(WHAT TO PRODUCE)
Work through the listing below, copying each line that carries the word "Length".

(DATA FOR THIS EXERCISE)
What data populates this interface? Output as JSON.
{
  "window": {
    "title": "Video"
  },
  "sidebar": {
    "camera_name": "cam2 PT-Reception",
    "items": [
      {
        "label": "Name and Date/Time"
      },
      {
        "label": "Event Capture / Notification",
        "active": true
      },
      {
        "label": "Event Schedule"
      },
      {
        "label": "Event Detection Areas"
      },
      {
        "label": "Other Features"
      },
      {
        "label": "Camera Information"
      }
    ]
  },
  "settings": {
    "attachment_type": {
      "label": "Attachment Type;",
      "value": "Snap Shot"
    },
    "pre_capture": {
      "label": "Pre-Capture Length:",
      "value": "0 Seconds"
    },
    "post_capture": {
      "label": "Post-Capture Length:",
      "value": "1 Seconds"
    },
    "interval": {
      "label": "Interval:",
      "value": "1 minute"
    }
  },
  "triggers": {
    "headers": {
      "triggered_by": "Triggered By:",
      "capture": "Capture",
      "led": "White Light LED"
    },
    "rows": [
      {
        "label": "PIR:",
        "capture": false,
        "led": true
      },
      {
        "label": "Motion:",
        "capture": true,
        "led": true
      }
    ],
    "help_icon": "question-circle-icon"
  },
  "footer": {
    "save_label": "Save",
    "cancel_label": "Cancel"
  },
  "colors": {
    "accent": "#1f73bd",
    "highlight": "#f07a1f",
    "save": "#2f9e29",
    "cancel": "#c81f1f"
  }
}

(EXPECTED OUTPUT)
      "label": "Pre-Capture Length:",
      "label": "Post-Capture Length:",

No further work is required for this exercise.